To present their side, “A and B”–the pseudonym for two Pescadero writers, penned a letter to the San Mateo County newspaper, the Times-Gazette.
Referring to Roma Jackson, “A and B” wrote, [Jackson] “knew that money was being raised for the purpose of building a new cemetery fence. He also knew that the ladies have been working day and night for the [cemetery] fence, and it is an insult to them and to the town…to infer that they care nothing for their dead.”
Later it was revealed that the dance had been canceled when money for the fence suddenly materialized– gifts from generous villagers.
“The new fence was raised,” reported the Coastside Advocate, “…an artistic and stately fence gladdens the eye of the passer.”
But that wasn’t enough…as the Half Moon Bay newspaper editor (as official spokesman for the special group that had visited Pescadero) continued to complain about this and that–now it was the less than friendly reception endured while staying in the tiny Coastside village.
Once again there was a retort from the writers “A and B”. “As for hospitality,” they said, “we must confess that we were very lax in that regard, because we did not know we were expected to show any more courtesies to Half Moon Bay than Half Moon Bay has to us upon former occasions.”
That statement by “A and B” speaks volumes, doesn’t it?
Clearly the trip to Pescadero was a public relations disaster for everybody.
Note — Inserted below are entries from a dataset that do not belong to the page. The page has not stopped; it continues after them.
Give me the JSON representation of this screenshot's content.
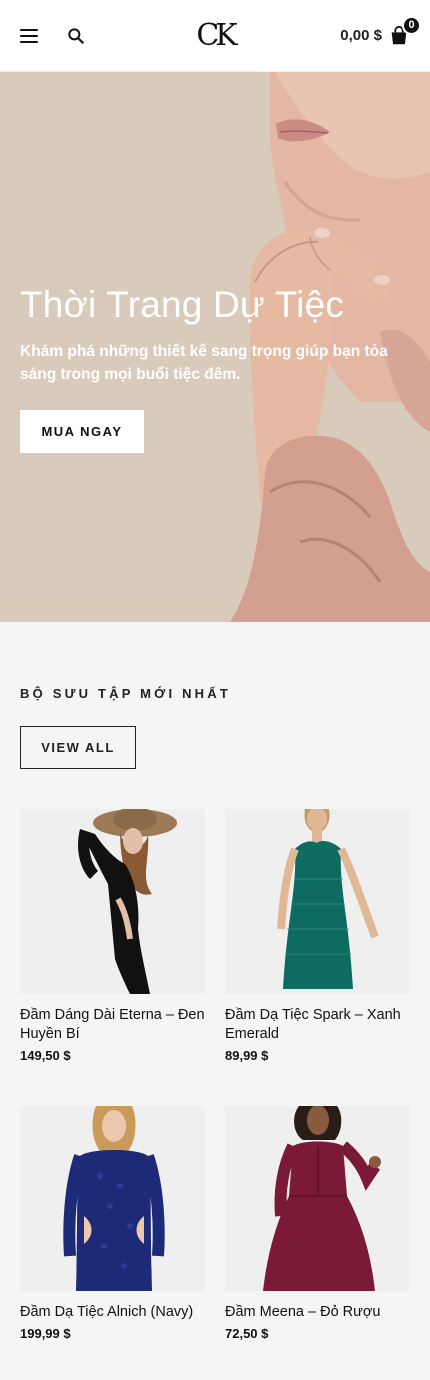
{
  "header": {
    "logo_text": "CK",
    "cart_total": "0,00 $",
    "cart_count": "0",
    "icons": [
      "menu-icon",
      "search-icon",
      "cart-icon"
    ]
  },
  "hero": {
    "title": "Thời Trang Dự Tiệc",
    "subtitle": "Khám phá những thiết kế sang trọng giúp bạn tỏa sáng trong mọi buổi tiệc đêm.",
    "cta_label": "MUA NGAY"
  },
  "collection": {
    "title": "BỘ SƯU TẬP MỚI NHẤT",
    "view_all_label": "VIEW ALL",
    "products": [
      {
        "name": "Đầm Dáng Dài Eterna – Đen Huyền Bí",
        "price": "149,50 $",
        "color": "#111111"
      },
      {
        "name": "Đầm Dạ Tiệc Spark – Xanh Emerald",
        "price": "89,99 $",
        "color": "#0e6b62"
      },
      {
        "name": "Đầm Dạ Tiệc Alnich (Navy)",
        "price": "199,99 $",
        "color": "#1c2a78"
      },
      {
        "name": "Đầm Meena – Đỏ Rượu",
        "price": "72,50 $",
        "color": "#7a1a36"
      }
    ]
  },
  "colors": {
    "hero_bg": "#d9cbbb",
    "skin": "#e6b9a3",
    "page_bg": "#f5f5f5",
    "accent": "#111111"
  }
}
While the Half Moon Bay crowd clung to their civic superiority, the crusty Pescaderans (“A & B”) closed the door on the affair with a final statement in the Times-Gazette: “…we wish to say that Pescadero, the gem of the coastside of San Mateo County, invites the people of other places to come and visit us. The hotels are kept by hospitable persons and the townspeople stand ready with open arms to welcome the strangers, but ask that when you leave you tell the truth concerning us, and not cast slurs upon the characters of our young ladies, or upon the town in general.”
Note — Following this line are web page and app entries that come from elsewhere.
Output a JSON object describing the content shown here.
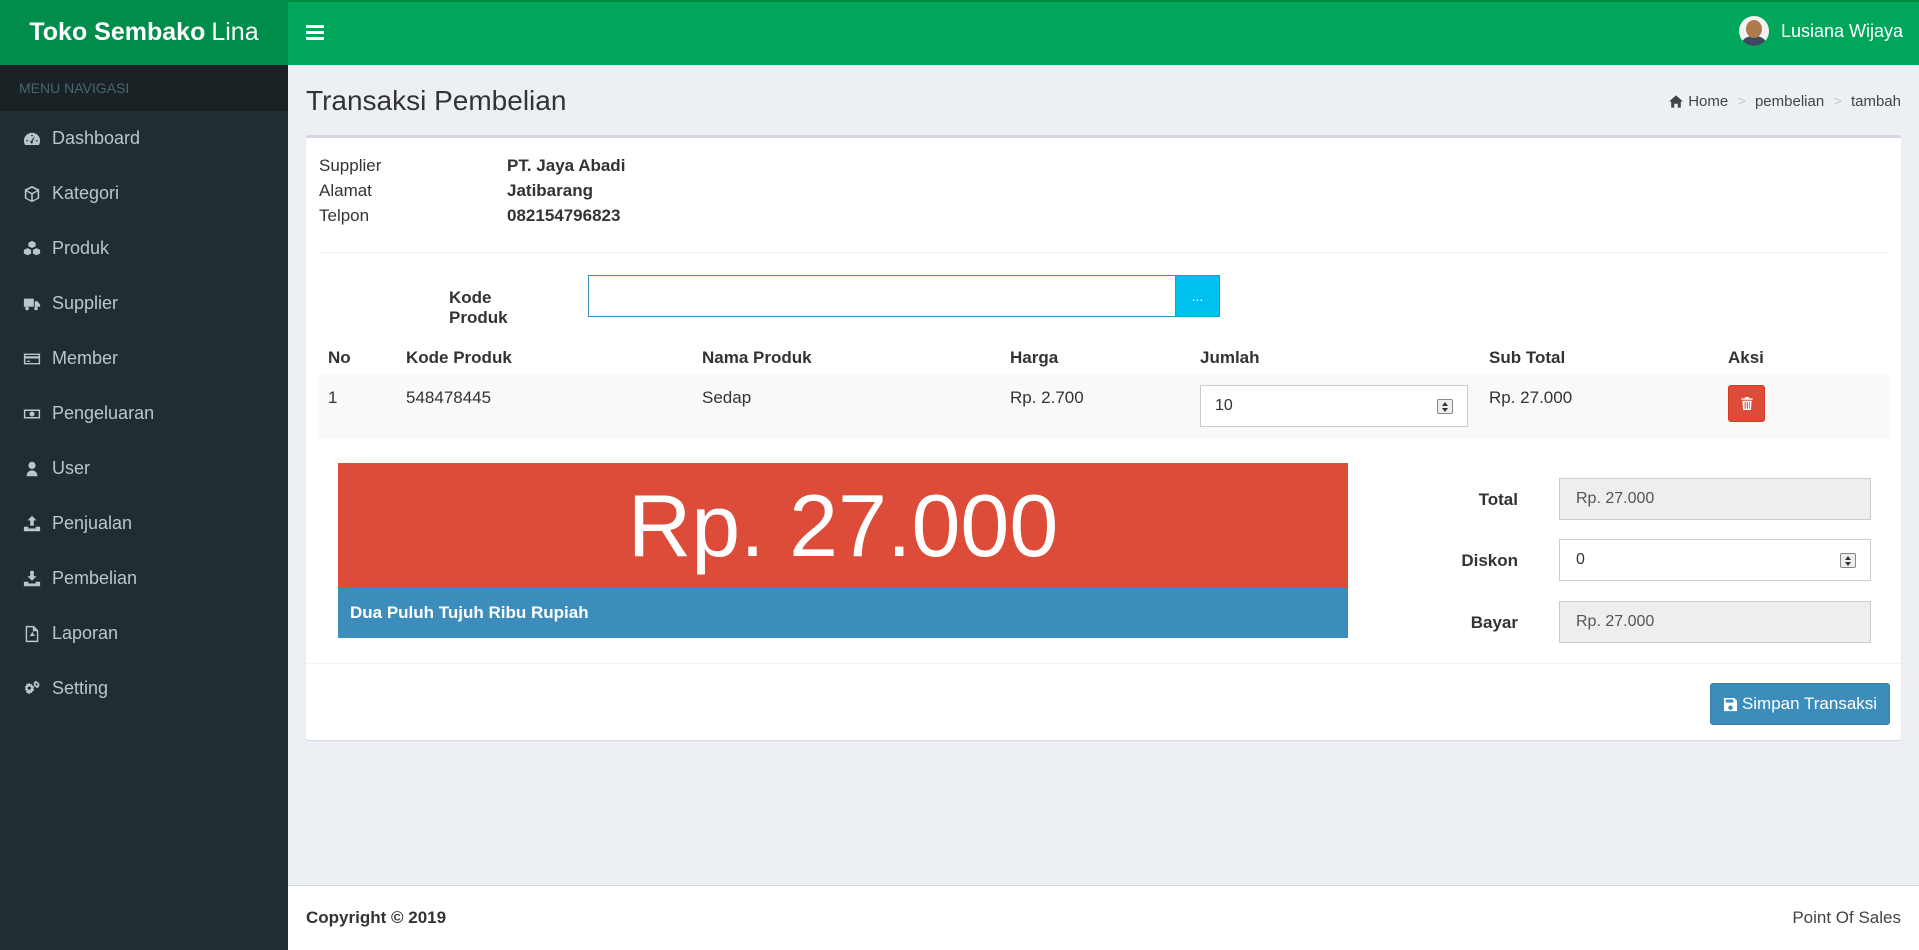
{
  "brand": {
    "bold": "Toko Sembako",
    "light": "Lina"
  },
  "user": {
    "name": "Lusiana Wijaya"
  },
  "sidebar": {
    "header": "MENU NAVIGASI",
    "items": [
      {
        "label": "Dashboard",
        "icon": "dashboard-icon"
      },
      {
        "label": "Kategori",
        "icon": "cube-icon"
      },
      {
        "label": "Produk",
        "icon": "cubes-icon"
      },
      {
        "label": "Supplier",
        "icon": "truck-icon"
      },
      {
        "label": "Member",
        "icon": "credit-card-icon"
      },
      {
        "label": "Pengeluaran",
        "icon": "money-icon"
      },
      {
        "label": "User",
        "icon": "user-icon"
      },
      {
        "label": "Penjualan",
        "icon": "upload-icon"
      },
      {
        "label": "Pembelian",
        "icon": "download-icon"
      },
      {
        "label": "Laporan",
        "icon": "file-pdf-icon"
      },
      {
        "label": "Setting",
        "icon": "gears-icon"
      }
    ]
  },
  "page": {
    "title": "Transaksi Pembelian",
    "breadcrumb": [
      "Home",
      "pembelian",
      "tambah"
    ]
  },
  "supplier": {
    "labels": {
      "supplier": "Supplier",
      "alamat": "Alamat",
      "telpon": "Telpon"
    },
    "name": "PT. Jaya Abadi",
    "alamat": "Jatibarang",
    "telpon": "082154796823"
  },
  "kode_produk": {
    "label": "Kode Produk",
    "value": "",
    "button": "..."
  },
  "table": {
    "headers": [
      "No",
      "Kode Produk",
      "Nama Produk",
      "Harga",
      "Jumlah",
      "Sub Total",
      "Aksi"
    ],
    "rows": [
      {
        "no": "1",
        "kode": "548478445",
        "nama": "Sedap",
        "harga": "Rp. 2.700",
        "jumlah": "10",
        "subtotal": "Rp. 27.000"
      }
    ]
  },
  "display": {
    "total": "Rp. 27.000",
    "terbilang": "Dua Puluh Tujuh Ribu Rupiah"
  },
  "summary": {
    "total_label": "Total",
    "total": "Rp. 27.000",
    "diskon_label": "Diskon",
    "diskon": "0",
    "bayar_label": "Bayar",
    "bayar": "Rp. 27.000"
  },
  "save_label": "Simpan Transaksi",
  "footer": {
    "copyright": "Copyright © 2019",
    "app": "Point Of Sales"
  },
  "colors": {
    "header": "#00a65a",
    "logo": "#008d4c",
    "sidebar": "#222d32",
    "total_bg": "#dd4b39",
    "terbilang_bg": "#3c8dbc",
    "info_btn": "#00c0ef"
  }
}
“The Good Shepherd” was a longer movie than I anticipated but I couldn’t take my eyes off the screen. There was so much to see, hear and think about as the characters accompanied me through the very well written, adult script.
Movies tell their story using visual images and there aren’t many words spoken (as opposed to a novel). In either format it’s difficult to bring full dimension to a writer’s characters, to make them human rather than cardboard representations –but the characters in “The Good Shepherd” felt like real people that I got to know in more than two hours. I could feel what their daily lives were like–and in the case of Mr. Wilson, played by Matt Damon, how he came to make his difficult choices–be it love with a woman and/or love for his country.
If you’ve read anything about “The Good Shepherd”, you know that it’s about the birth of the CIA–but it’s much, much more than that.
By the time the credits rolled (and the cast is impressive; wait ’til you see) I had felt a lot of fear, learned that even though I was born the same year the CIA came into being, under certain political circumstances I might just be considered a visitor in the USA– and, most of all, the movie’s message to me was that I (just an ordinary person) should never ever trust anyone. Not anyone.
“The Good Shepherd”–a movie not to be missed.